__Work order__. Leave the images out. Give every line below again, precisely.

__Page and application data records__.

- Opening Delimiter -

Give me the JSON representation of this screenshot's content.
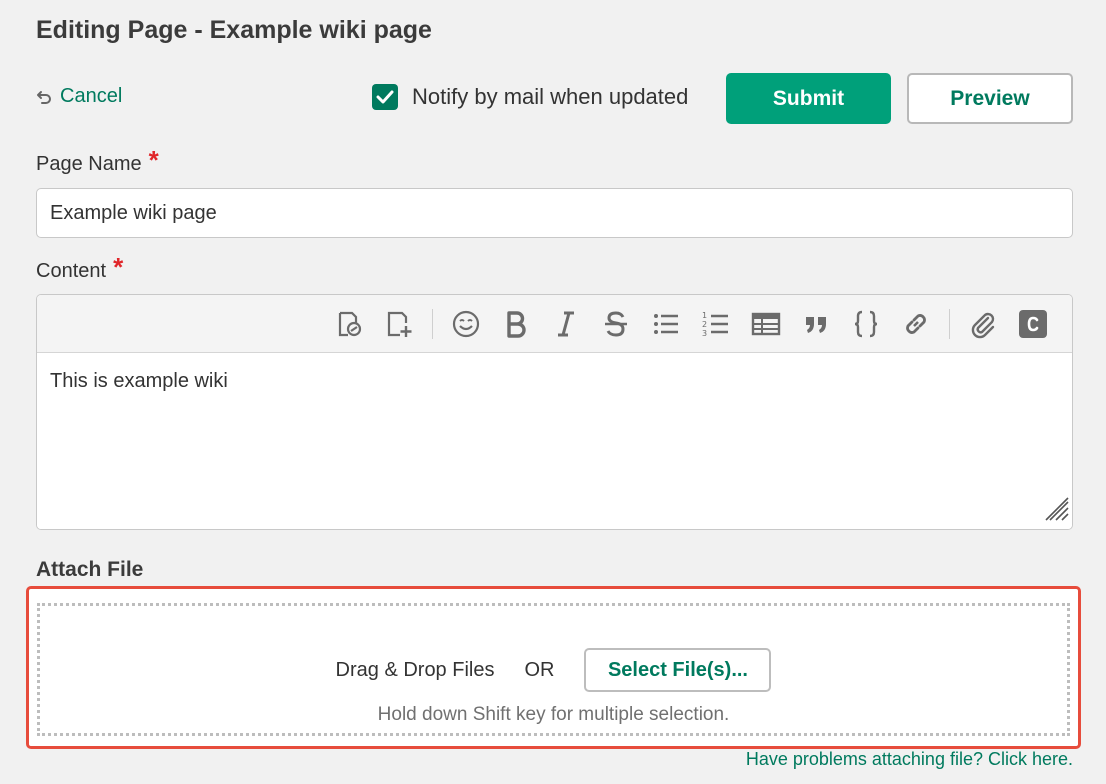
{
  "header": {
    "title": "Editing Page - Example wiki page"
  },
  "actions": {
    "cancel_label": "Cancel",
    "notify_label": "Notify by mail when updated",
    "notify_checked": true,
    "submit_label": "Submit",
    "preview_label": "Preview"
  },
  "form": {
    "page_name_label": "Page Name",
    "page_name_value": "Example wiki page",
    "required_mark": "*",
    "content_label": "Content",
    "content_value": "This is example wiki"
  },
  "toolbar": {
    "icons": [
      "wiki-link-icon",
      "add-page-icon",
      "emoji-icon",
      "bold-icon",
      "italic-icon",
      "strikethrough-icon",
      "bullet-list-icon",
      "numbered-list-icon",
      "table-icon",
      "quote-icon",
      "code-icon",
      "link-icon",
      "attachment-icon",
      "color-icon"
    ],
    "icon_color": "#6b6b6b"
  },
  "attach": {
    "title": "Attach File",
    "drag_drop_label": "Drag & Drop Files",
    "or_label": "OR",
    "select_label": "Select File(s)...",
    "hint": "Hold down Shift key for multiple selection.",
    "help_link": "Have problems attaching file? Click here."
  },
  "colors": {
    "accent": "#007a5e",
    "submit_bg": "#00a07a",
    "required": "#e0262a",
    "highlight_border": "#e74c3c"
  }
}
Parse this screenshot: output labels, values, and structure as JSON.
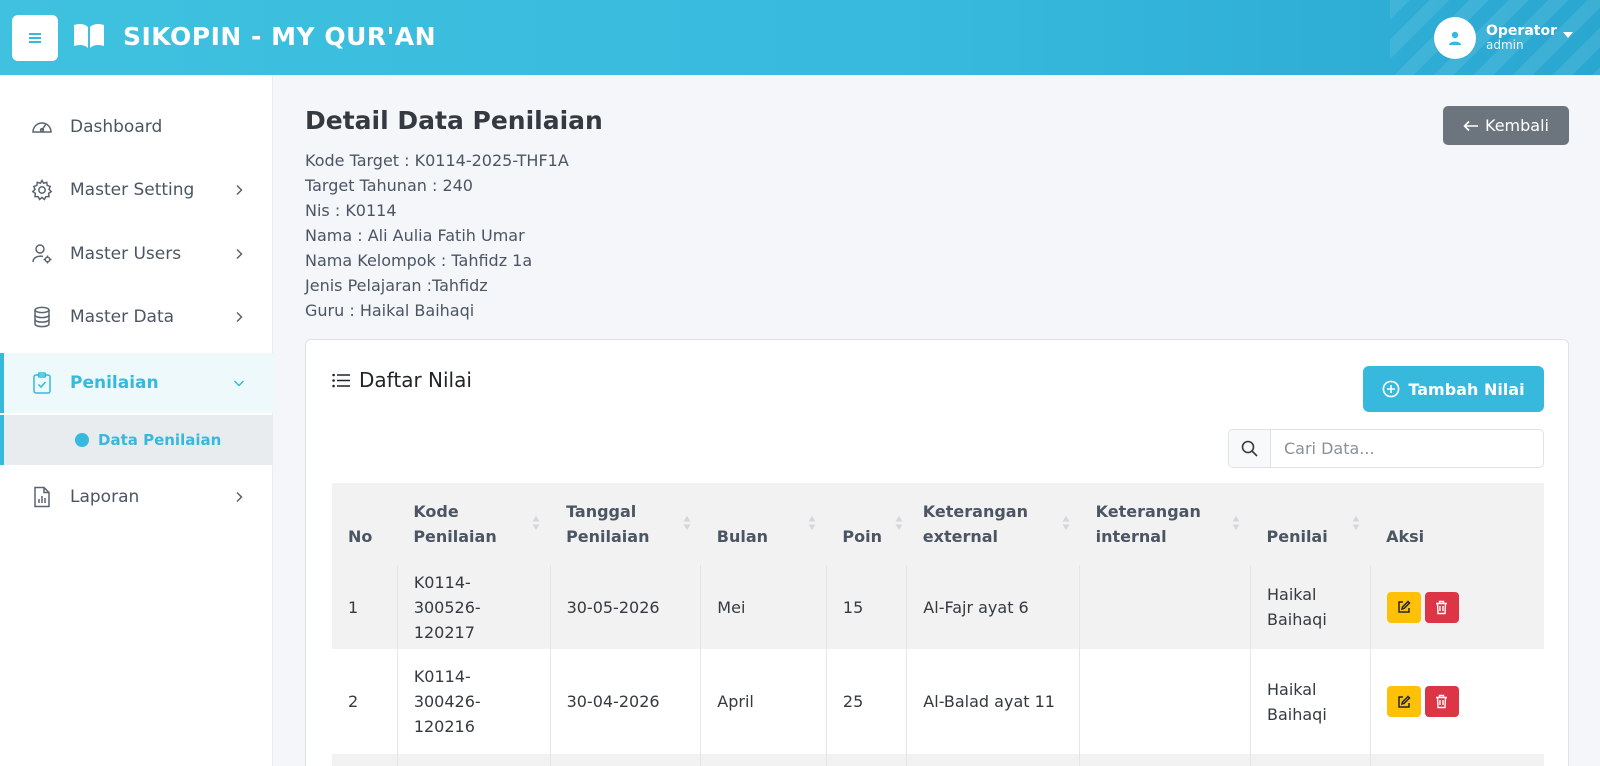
{
  "header": {
    "app_title": "SIKOPIN - MY QUR'AN",
    "user_name": "Operator",
    "user_role": "admin"
  },
  "sidebar": {
    "items": [
      {
        "label": "Dashboard",
        "icon": "dashboard-gauge-icon"
      },
      {
        "label": "Master Setting",
        "icon": "gear-icon"
      },
      {
        "label": "Master Users",
        "icon": "user-cog-icon"
      },
      {
        "label": "Master Data",
        "icon": "database-icon"
      },
      {
        "label": "Penilaian",
        "icon": "clipboard-check-icon",
        "active": true
      },
      {
        "label": "Laporan",
        "icon": "report-chart-icon"
      }
    ],
    "sub_items": [
      {
        "label": "Data Penilaian",
        "active": true
      }
    ]
  },
  "page": {
    "title": "Detail Data Penilaian",
    "back_label": "Kembali",
    "details": [
      "Kode Target : K0114-2025-THF1A",
      "Target Tahunan : 240",
      "Nis : K0114",
      "Nama : Ali Aulia Fatih Umar",
      "Nama Kelompok : Tahfidz 1a",
      "Jenis Pelajaran :Tahfidz",
      "Guru : Haikal Baihaqi"
    ]
  },
  "card": {
    "title": "Daftar Nilai",
    "add_label": "Tambah Nilai",
    "search_placeholder": "Cari Data..."
  },
  "table": {
    "headers": [
      "No",
      "Kode Penilaian",
      "Tanggal Penilaian",
      "Bulan",
      "Poin",
      "Keterangan external",
      "Keterangan internal",
      "Penilai",
      "Aksi"
    ],
    "rows": [
      {
        "no": "1",
        "kode": "K0114-300526-120217",
        "tanggal": "30-05-2026",
        "bulan": "Mei",
        "poin": "15",
        "ket_ext": "Al-Fajr ayat 6",
        "ket_int": "",
        "penilai": "Haikal Baihaqi"
      },
      {
        "no": "2",
        "kode": "K0114-300426-120216",
        "tanggal": "30-04-2026",
        "bulan": "April",
        "poin": "25",
        "ket_ext": "Al-Balad ayat 11",
        "ket_int": "",
        "penilai": "Haikal Baihaqi"
      }
    ]
  },
  "colors": {
    "accent": "#36b9dd",
    "secondary_button": "#6c757d",
    "edit_button": "#ffc107",
    "delete_button": "#dc3545"
  }
}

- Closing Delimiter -

__Task response__.
Give me the JSON representation of this screenshot's content.
{
  "header": {
    "title": "Editing Page - Example wiki page"
  },
  "actions": {
    "cancel_label": "Cancel",
    "notify_label": "Notify by mail when updated",
    "notify_checked": true,
    "submit_label": "Submit",
    "preview_label": "Preview"
  },
  "form": {
    "page_name_label": "Page Name",
    "page_name_value": "Example wiki page",
    "required_mark": "*",
    "content_label": "Content",
    "content_value": "This is example wiki"
  },
  "toolbar": {
    "icons": [
      "wiki-link-icon",
      "add-page-icon",
      "emoji-icon",
      "bold-icon",
      "italic-icon",
      "strikethrough-icon",
      "bullet-list-icon",
      "numbered-list-icon",
      "table-icon",
      "quote-icon",
      "code-icon",
      "link-icon",
      "attachment-icon",
      "color-icon"
    ],
    "icon_color": "#6b6b6b"
  },
  "attach": {
    "title": "Attach File",
    "drag_drop_label": "Drag & Drop Files",
    "or_label": "OR",
    "select_label": "Select File(s)...",
    "hint": "Hold down Shift key for multiple selection.",
    "help_link": "Have problems attaching file? Click here."
  },
  "colors": {
    "accent": "#007a5e",
    "submit_bg": "#00a07a",
    "required": "#e0262a",
    "highlight_border": "#e74c3c"
  }
}
Parse this screenshot: output labels, values, and structure as JSON.
{
  "header": {
    "app_title": "SIKOPIN - MY QUR'AN",
    "user_name": "Operator",
    "user_role": "admin"
  },
  "sidebar": {
    "items": [
      {
        "label": "Dashboard",
        "icon": "dashboard-gauge-icon"
      },
      {
        "label": "Master Setting",
        "icon": "gear-icon"
      },
      {
        "label": "Master Users",
        "icon": "user-cog-icon"
      },
      {
        "label": "Master Data",
        "icon": "database-icon"
      },
      {
        "label": "Penilaian",
        "icon": "clipboard-check-icon",
        "active": true
      },
      {
        "label": "Laporan",
        "icon": "report-chart-icon"
      }
    ],
    "sub_items": [
      {
        "label": "Data Penilaian",
        "active": true
      }
    ]
  },
  "page": {
    "title": "Detail Data Penilaian",
    "back_label": "Kembali",
    "details": [
      "Kode Target : K0114-2025-THF1A",
      "Target Tahunan : 240",
      "Nis : K0114",
      "Nama : Ali Aulia Fatih Umar",
      "Nama Kelompok : Tahfidz 1a",
      "Jenis Pelajaran :Tahfidz",
      "Guru : Haikal Baihaqi"
    ]
  },
  "card": {
    "title": "Daftar Nilai",
    "add_label": "Tambah Nilai",
    "search_placeholder": "Cari Data..."
  },
  "table": {
    "headers": [
      "No",
      "Kode Penilaian",
      "Tanggal Penilaian",
      "Bulan",
      "Poin",
      "Keterangan external",
      "Keterangan internal",
      "Penilai",
      "Aksi"
    ],
    "rows": [
      {
        "no": "1",
        "kode": "K0114-300526-120217",
        "tanggal": "30-05-2026",
        "bulan": "Mei",
        "poin": "15",
        "ket_ext": "Al-Fajr ayat 6",
        "ket_int": "",
        "penilai": "Haikal Baihaqi"
      },
      {
        "no": "2",
        "kode": "K0114-300426-120216",
        "tanggal": "30-04-2026",
        "bulan": "April",
        "poin": "25",
        "ket_ext": "Al-Balad ayat 11",
        "ket_int": "",
        "penilai": "Haikal Baihaqi"
      }
    ]
  },
  "colors": {
    "accent": "#36b9dd",
    "secondary_button": "#6c757d",
    "edit_button": "#ffc107",
    "delete_button": "#dc3545"
  }
}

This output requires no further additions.